I guess if you have money and no fear, you can do anything. The friend was right to feel uncomfortable.

Anonymous said...

God bless and be with the family and friends.

A year from now, I will start flying again (after a 20+year absence, gotta get the kids through school ya know...) I'm buying a 172 or a Cherokee. I have single & multi engine, instrument and used to hold CFI in all three. But "A mans gotta know his limitations..."

Anonymous said...

when you buy your 172 or Cherokee you need to post a placard telling all potential passenger of the risk and your lack of recent experience.

Anonymous said...

This comment has more to do with this thing we as pilots call “community”. A collection of a special group of people who support each other and show generosity and professionalism.

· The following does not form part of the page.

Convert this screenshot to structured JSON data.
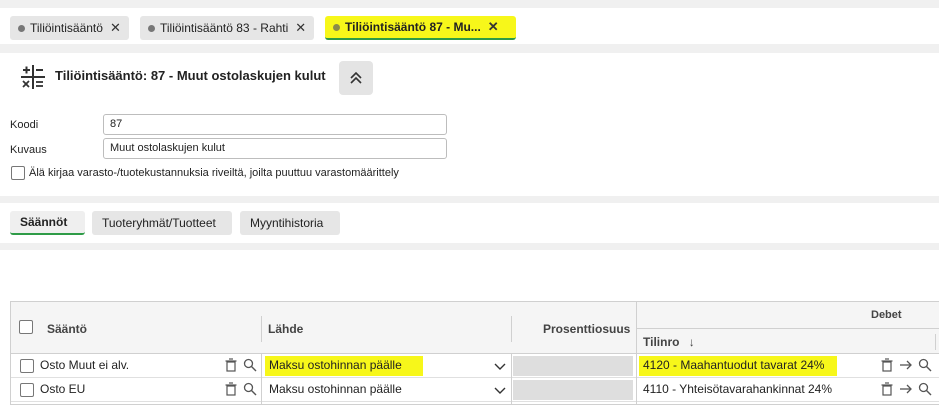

A tragic accident, as they all are especially when passengers are fatally or gravely injured. For all of you that read this article, think about their son Peyton. There is a GoFundMe account to help with the medical bills. It can be located at gofundme /boaz-family-medical-fund , Google it. For what you might spend on 5 gallons of Avgas, or chasing that $100 hamburger, donate. Put your money towards a good thing, you’ll feel much better about how these articles can serve the aviation community.

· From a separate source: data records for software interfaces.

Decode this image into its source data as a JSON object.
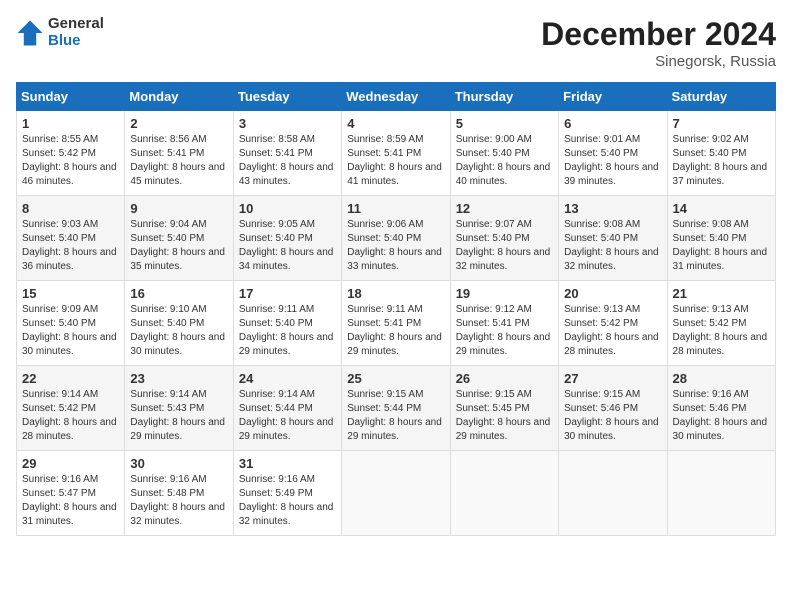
{
  "header": {
    "logo_general": "General",
    "logo_blue": "Blue",
    "month_title": "December 2024",
    "location": "Sinegorsk, Russia"
  },
  "weekdays": [
    "Sunday",
    "Monday",
    "Tuesday",
    "Wednesday",
    "Thursday",
    "Friday",
    "Saturday"
  ],
  "weeks": [
    [
      {
        "day": "1",
        "sunrise": "Sunrise: 8:55 AM",
        "sunset": "Sunset: 5:42 PM",
        "daylight": "Daylight: 8 hours and 46 minutes."
      },
      {
        "day": "2",
        "sunrise": "Sunrise: 8:56 AM",
        "sunset": "Sunset: 5:41 PM",
        "daylight": "Daylight: 8 hours and 45 minutes."
      },
      {
        "day": "3",
        "sunrise": "Sunrise: 8:58 AM",
        "sunset": "Sunset: 5:41 PM",
        "daylight": "Daylight: 8 hours and 43 minutes."
      },
      {
        "day": "4",
        "sunrise": "Sunrise: 8:59 AM",
        "sunset": "Sunset: 5:41 PM",
        "daylight": "Daylight: 8 hours and 41 minutes."
      },
      {
        "day": "5",
        "sunrise": "Sunrise: 9:00 AM",
        "sunset": "Sunset: 5:40 PM",
        "daylight": "Daylight: 8 hours and 40 minutes."
      },
      {
        "day": "6",
        "sunrise": "Sunrise: 9:01 AM",
        "sunset": "Sunset: 5:40 PM",
        "daylight": "Daylight: 8 hours and 39 minutes."
      },
      {
        "day": "7",
        "sunrise": "Sunrise: 9:02 AM",
        "sunset": "Sunset: 5:40 PM",
        "daylight": "Daylight: 8 hours and 37 minutes."
      }
    ],
    [
      {
        "day": "8",
        "sunrise": "Sunrise: 9:03 AM",
        "sunset": "Sunset: 5:40 PM",
        "daylight": "Daylight: 8 hours and 36 minutes."
      },
      {
        "day": "9",
        "sunrise": "Sunrise: 9:04 AM",
        "sunset": "Sunset: 5:40 PM",
        "daylight": "Daylight: 8 hours and 35 minutes."
      },
      {
        "day": "10",
        "sunrise": "Sunrise: 9:05 AM",
        "sunset": "Sunset: 5:40 PM",
        "daylight": "Daylight: 8 hours and 34 minutes."
      },
      {
        "day": "11",
        "sunrise": "Sunrise: 9:06 AM",
        "sunset": "Sunset: 5:40 PM",
        "daylight": "Daylight: 8 hours and 33 minutes."
      },
      {
        "day": "12",
        "sunrise": "Sunrise: 9:07 AM",
        "sunset": "Sunset: 5:40 PM",
        "daylight": "Daylight: 8 hours and 32 minutes."
      },
      {
        "day": "13",
        "sunrise": "Sunrise: 9:08 AM",
        "sunset": "Sunset: 5:40 PM",
        "daylight": "Daylight: 8 hours and 32 minutes."
      },
      {
        "day": "14",
        "sunrise": "Sunrise: 9:08 AM",
        "sunset": "Sunset: 5:40 PM",
        "daylight": "Daylight: 8 hours and 31 minutes."
      }
    ],
    [
      {
        "day": "15",
        "sunrise": "Sunrise: 9:09 AM",
        "sunset": "Sunset: 5:40 PM",
        "daylight": "Daylight: 8 hours and 30 minutes."
      },
      {
        "day": "16",
        "sunrise": "Sunrise: 9:10 AM",
        "sunset": "Sunset: 5:40 PM",
        "daylight": "Daylight: 8 hours and 30 minutes."
      },
      {
        "day": "17",
        "sunrise": "Sunrise: 9:11 AM",
        "sunset": "Sunset: 5:40 PM",
        "daylight": "Daylight: 8 hours and 29 minutes."
      },
      {
        "day": "18",
        "sunrise": "Sunrise: 9:11 AM",
        "sunset": "Sunset: 5:41 PM",
        "daylight": "Daylight: 8 hours and 29 minutes."
      },
      {
        "day": "19",
        "sunrise": "Sunrise: 9:12 AM",
        "sunset": "Sunset: 5:41 PM",
        "daylight": "Daylight: 8 hours and 29 minutes."
      },
      {
        "day": "20",
        "sunrise": "Sunrise: 9:13 AM",
        "sunset": "Sunset: 5:42 PM",
        "daylight": "Daylight: 8 hours and 28 minutes."
      },
      {
        "day": "21",
        "sunrise": "Sunrise: 9:13 AM",
        "sunset": "Sunset: 5:42 PM",
        "daylight": "Daylight: 8 hours and 28 minutes."
      }
    ],
    [
      {
        "day": "22",
        "sunrise": "Sunrise: 9:14 AM",
        "sunset": "Sunset: 5:42 PM",
        "daylight": "Daylight: 8 hours and 28 minutes."
      },
      {
        "day": "23",
        "sunrise": "Sunrise: 9:14 AM",
        "sunset": "Sunset: 5:43 PM",
        "daylight": "Daylight: 8 hours and 29 minutes."
      },
      {
        "day": "24",
        "sunrise": "Sunrise: 9:14 AM",
        "sunset": "Sunset: 5:44 PM",
        "daylight": "Daylight: 8 hours and 29 minutes."
      },
      {
        "day": "25",
        "sunrise": "Sunrise: 9:15 AM",
        "sunset": "Sunset: 5:44 PM",
        "daylight": "Daylight: 8 hours and 29 minutes."
      },
      {
        "day": "26",
        "sunrise": "Sunrise: 9:15 AM",
        "sunset": "Sunset: 5:45 PM",
        "daylight": "Daylight: 8 hours and 29 minutes."
      },
      {
        "day": "27",
        "sunrise": "Sunrise: 9:15 AM",
        "sunset": "Sunset: 5:46 PM",
        "daylight": "Daylight: 8 hours and 30 minutes."
      },
      {
        "day": "28",
        "sunrise": "Sunrise: 9:16 AM",
        "sunset": "Sunset: 5:46 PM",
        "daylight": "Daylight: 8 hours and 30 minutes."
      }
    ],
    [
      {
        "day": "29",
        "sunrise": "Sunrise: 9:16 AM",
        "sunset": "Sunset: 5:47 PM",
        "daylight": "Daylight: 8 hours and 31 minutes."
      },
      {
        "day": "30",
        "sunrise": "Sunrise: 9:16 AM",
        "sunset": "Sunset: 5:48 PM",
        "daylight": "Daylight: 8 hours and 32 minutes."
      },
      {
        "day": "31",
        "sunrise": "Sunrise: 9:16 AM",
        "sunset": "Sunset: 5:49 PM",
        "daylight": "Daylight: 8 hours and 32 minutes."
      },
      null,
      null,
      null,
      null
    ]
  ]
}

While on my last tour in Afghanistan, I was wounded with 3rd degree burns on my legs. Five years later I was able to regain full use and walk/ run again. I was told by the VA that burns are among the most expensive to treat, and most people suffer life long disabilities, especially emotional. As a soldier, we accept the risks and appreciate the fact we can move on. This young boy, Peyton, didn’t sign up for life long disabilities and disfigurement. Seeing that his folks were self employed, it’s a sure bet that their medical insurance was poor at best with tall deductibles and co insurance. So, help the boy out.

Follow my words and my lead, donate. $20, $50, ... whatever, it adds up.

Kurt Shaul.
Lt Col US Army Ret.

Anonymous said...

Thank you for the lead Lt Col Shaul